Synthesis and in vitro preliminary evaluation of prostate-specific membrane antigen targeted upconversion nanoparticles as a first step towards radio/fluorescence-guided surgery of prostate cancer†

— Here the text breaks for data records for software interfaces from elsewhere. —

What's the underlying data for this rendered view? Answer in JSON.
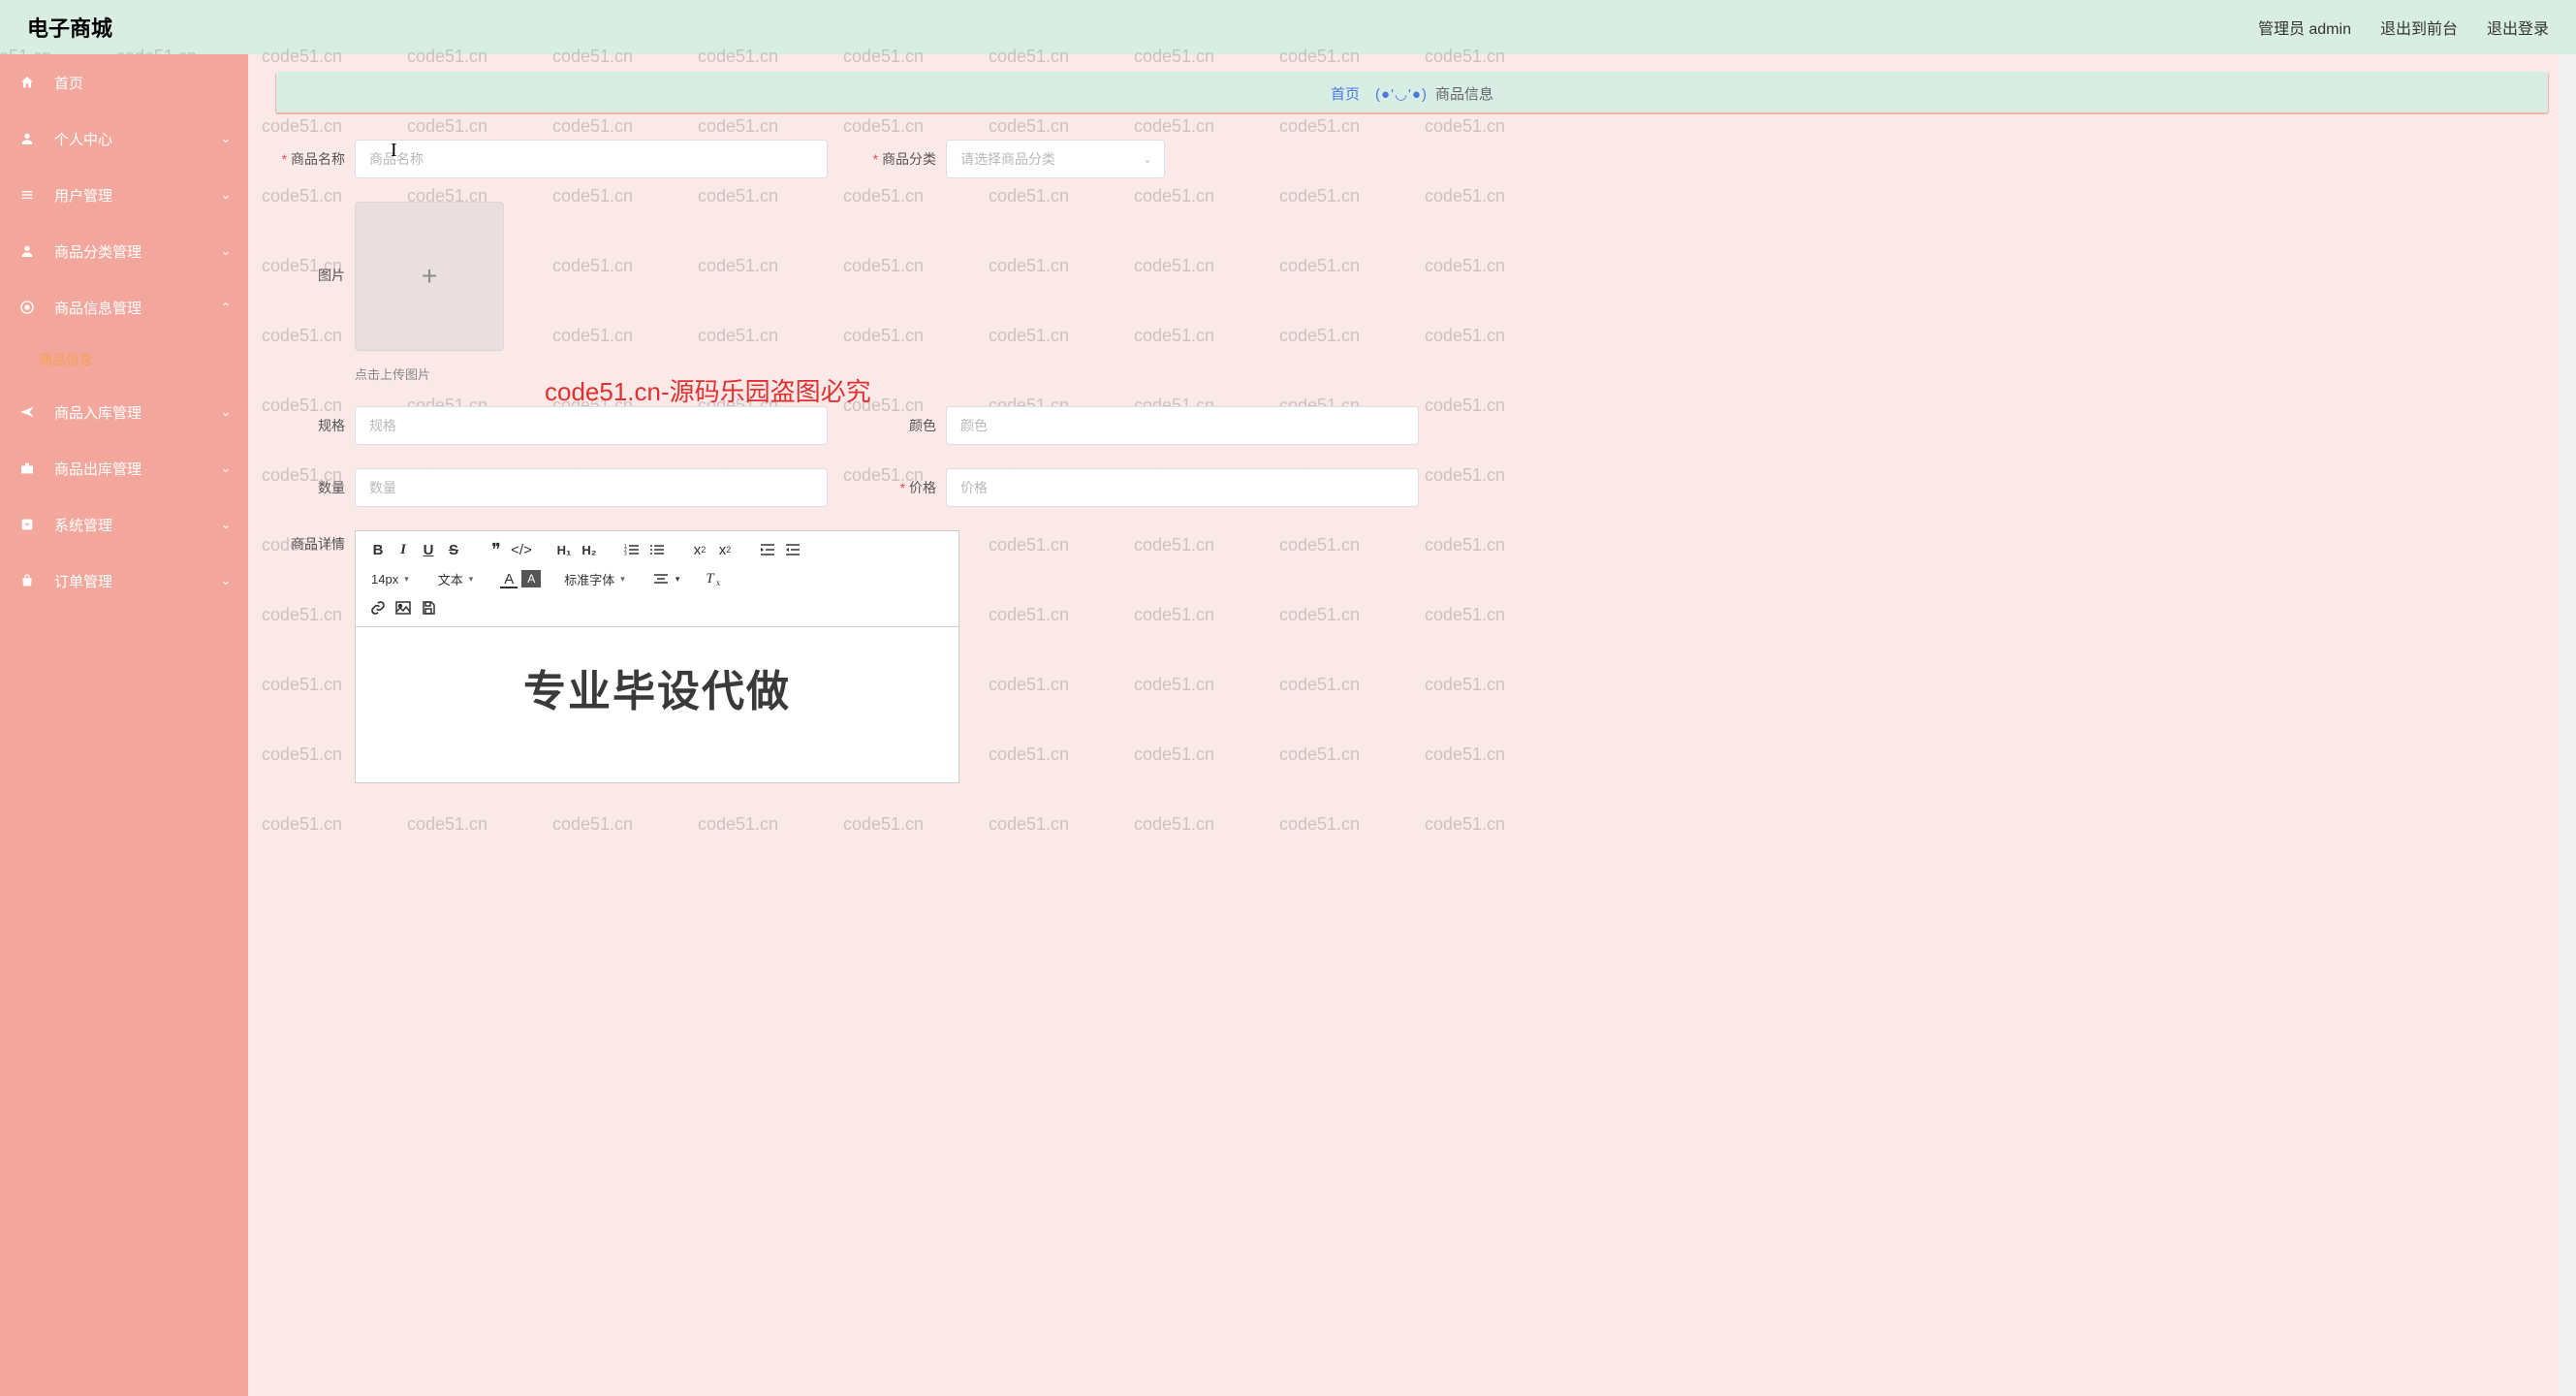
{
  "header": {
    "title": "电子商城",
    "admin_label": "管理员 admin",
    "exit_front": "退出到前台",
    "logout": "退出登录"
  },
  "sidebar": {
    "items": [
      {
        "icon": "home",
        "label": "首页",
        "expandable": false
      },
      {
        "icon": "user",
        "label": "个人中心",
        "expandable": true
      },
      {
        "icon": "list",
        "label": "用户管理",
        "expandable": true
      },
      {
        "icon": "user",
        "label": "商品分类管理",
        "expandable": true
      },
      {
        "icon": "record",
        "label": "商品信息管理",
        "expandable": true,
        "expanded": true,
        "children": [
          {
            "label": "商品信息",
            "active": true
          }
        ]
      },
      {
        "icon": "plane",
        "label": "商品入库管理",
        "expandable": true
      },
      {
        "icon": "briefcase",
        "label": "商品出库管理",
        "expandable": true
      },
      {
        "icon": "box",
        "label": "系统管理",
        "expandable": true
      },
      {
        "icon": "bag",
        "label": "订单管理",
        "expandable": true
      }
    ]
  },
  "breadcrumb": {
    "home": "首页",
    "face": "(●'◡'●)",
    "current": "商品信息"
  },
  "form": {
    "product_name": {
      "label": "商品名称",
      "placeholder": "商品名称"
    },
    "category": {
      "label": "商品分类",
      "placeholder": "请选择商品分类"
    },
    "image": {
      "label": "图片",
      "hint": "点击上传图片"
    },
    "spec": {
      "label": "规格",
      "placeholder": "规格"
    },
    "color": {
      "label": "颜色",
      "placeholder": "颜色"
    },
    "quantity": {
      "label": "数量",
      "placeholder": "数量"
    },
    "price": {
      "label": "价格",
      "placeholder": "价格"
    },
    "detail": {
      "label": "商品详情"
    }
  },
  "editor": {
    "font_size": "14px",
    "block_type": "文本",
    "font_family": "标准字体",
    "content": "专业毕设代做"
  },
  "watermark": {
    "text": "code51.cn",
    "long": "code51.cn-源码乐园盗图必究"
  }
}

Over the last decade, upconversion nanoparticles (UCNP) have been widely investigated in nanomedicine due to their high potential as imaging agents in the near-infrared (NIR) optical window of biological tissues. Here, we successfully develop active targeted UCNP as potential probes for dual NIR–NIR fluorescence and radioactive-guided surgery of prostate-specific membrane antigen (PSMA)(+) prostate cancers. We designed a one-pot thermolysis synthesis method to obtain oleic acid-coated spherical NaYF4:Yb,Tm@NaYF4 core/shell UCNP with narrow particle size distribution (30.0 ± 0.1 nm, as estimated by SAXS analysis) and efficient upconversion luminescence. Polyethylene glycol (PEG) ligands bearing different anchoring groups (phosphate, bis- and tetra-phosphonate-based) were synthesized and used to hydrophilize the UCNP. DLS studies led to the selection of a tetra-phosphonate PEG(2000) ligand affording water-dispersible UCNP with sustained colloidal stability in several aqueous media. PSMA-targeting ligands (i.e., glutamate-urea-lysine derivatives called KuEs) and fluorescent or radiolabelled prosthetic groups were grafted onto the UCNP surface by strain-promoted azide–alkyne cycloaddition (SPAAC). These UCNP, coated with 10 or 100% surface density of KuE ligands, did not induce cytotoxicity over 24 h incubation in LNCaP-Luc or PC3-Luc prostate cancer cell lines or in human fibroblasts for any of the concentrations evaluated. Competitive binding assays and flow cytometry demonstrated the excellent affinity of UCNP@KuE for PSMA-positive LNCaP-Luc cells compared with non-targeted UCNP@CO2H. Furthermore, the binding of UCNP@KuE to prostate tumour cells was positively correlated with the surface density of PSMA-targeting ligands and maintained after 125I-radiolabelling. Finally, a preliminary biodistribution study in LNCaP-Luc-bearing mice demonstrated the radiochemical stability of non-targeted [125I]UCNP paving the way for future in vivo assessments.